Scoop: In a previous interview, you mentioned that you’d like to go back to Hysteria, the series you created. Is that still a potential future project?
MH: There is… but I can’t say too much. We have a three-pronged approach for how I may do it, and it may not be what people expect. Stay tuned!
Scoop: How did The Un-Men series challenge you artistically?
MH: It allowed me to get a little moody, less cartoony. With the Un-Men I could be as dark, scary and terrible! I had a great time getting gruesome with the Un-Men!
Scoop: What attracted you to working on Queen & Country?
MH: Easy, working with Greg [Rucka] and getting to do a classic spy thriller! Wish I’d had more time with it, the book was way off track schedule wise before I came on and I stupidly agreed to double time it to catch it up, even inking 20 pages over two days, but otherwise I was proud of that book and would have enjoyed doing more!
Scoop: How do you approach creating covers versus interior art?
MH: You have to tell the story you want in one panel, so you have to be concise. You also have to hit folks over the head, get them excited to pickup the book from across the store.
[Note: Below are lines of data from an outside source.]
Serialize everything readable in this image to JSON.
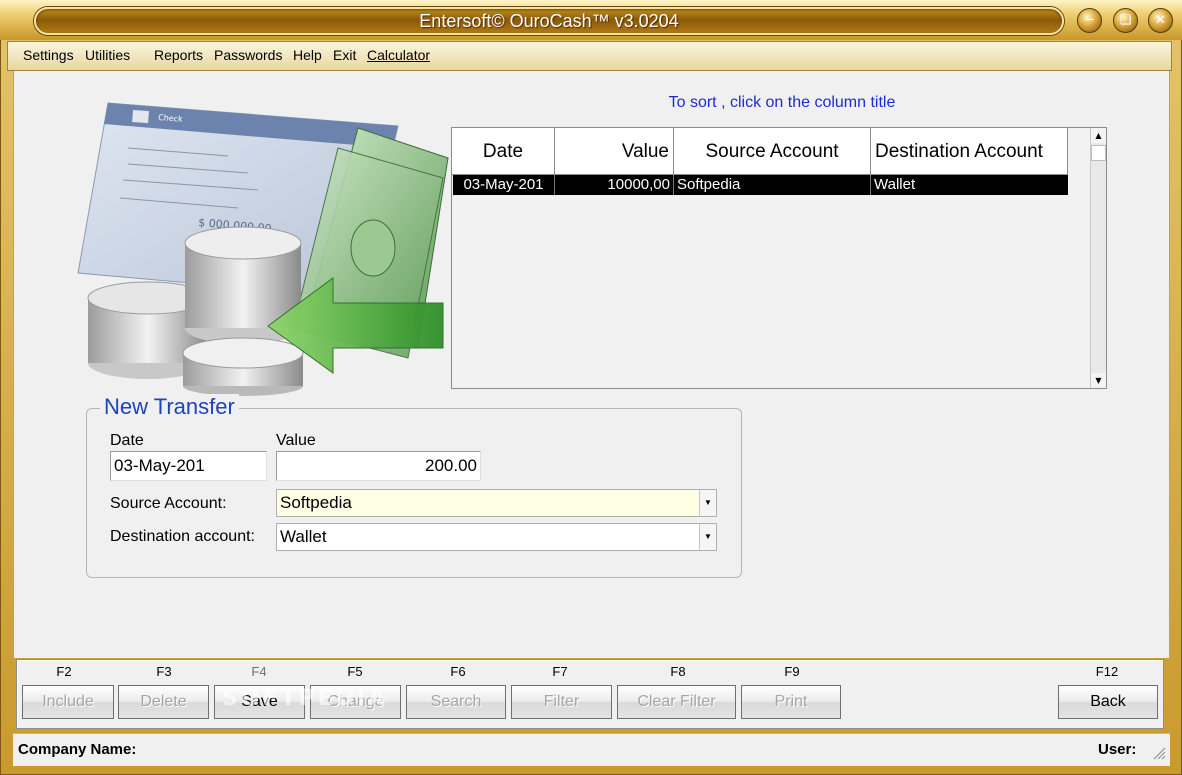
{
  "window": {
    "title": "Entersoft© OuroCash™ v3.0204",
    "controls": [
      "minimize-icon",
      "restore-icon",
      "close-icon"
    ]
  },
  "menu": {
    "items": [
      "Settings",
      "Utilities",
      "Reports",
      "Passwords",
      "Help",
      "Exit",
      "Calculator"
    ]
  },
  "hint": "To sort , click on the column title",
  "grid": {
    "columns": [
      "Date",
      "Value",
      "Source Account",
      "Destination Account"
    ],
    "rows": [
      {
        "date": "03-May-201",
        "value": "10000,00",
        "source": "Softpedia",
        "destination": "Wallet"
      }
    ]
  },
  "new_transfer": {
    "title": "New Transfer",
    "date_label": "Date",
    "date_value": "03-May-201",
    "value_label": "Value",
    "value_value": "200.00",
    "source_label": "Source Account:",
    "source_value": "Softpedia",
    "destination_label": "Destination account:",
    "destination_value": "Wallet"
  },
  "toolbar": {
    "keys": {
      "include": "F2",
      "delete": "F3",
      "save": "F4",
      "change": "F5",
      "search": "F6",
      "filter": "F7",
      "clear_filter": "F8",
      "print": "F9",
      "back": "F12"
    },
    "labels": {
      "include": "Include",
      "delete": "Delete",
      "save": "Save",
      "change": "Change",
      "search": "Search",
      "filter": "Filter",
      "clear_filter": "Clear Filter",
      "print": "Print",
      "back": "Back"
    }
  },
  "status": {
    "company_label": "Company Name:",
    "user_label": "User:"
  },
  "watermark": "SOFTPEDIA",
  "colors": {
    "frame_gold": "#c99a2e",
    "hint_blue": "#1d2ad4",
    "group_title_blue": "#1d43c2",
    "selected_row": "#000000",
    "source_field_bg": "#ffffe6"
  }
}
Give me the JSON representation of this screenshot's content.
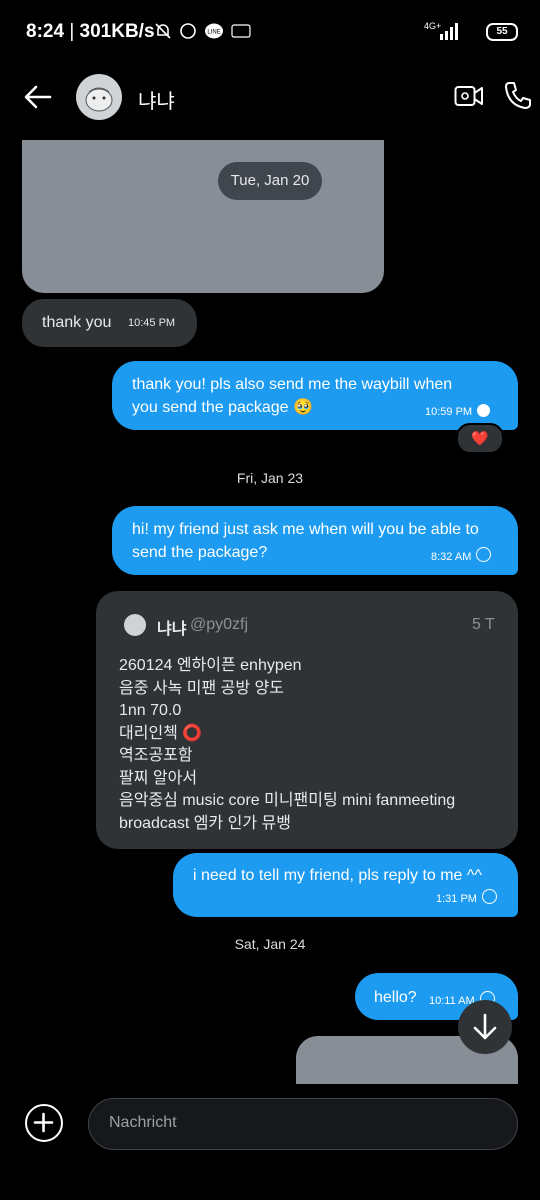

So, excitement is a must.
Scoop: Since you work in comics, are you also a comic and/or original art collector? If so, what do you collect?
MH: I have a very minor collection. Mostly stuff from my good friends. Maybe I’ll start keeping an eye on Hake’s for some goodies!
Scoop: What are you working on now?
MH: I just wrapped up an issue of Immortal Hulk, and prepping for a new series at Marvel (can’t say what yet).
[Editor’s Note: This interview took place before the announcement that Hawthorne would be joining Daredevil.]
We’re also putting together my new artbook, a collection of figure drawings called “Life Studied.”
Lastly, my new auto-bio comic Happiness Will Follow hits store in July and August, so we’re in the midst of promotion for that.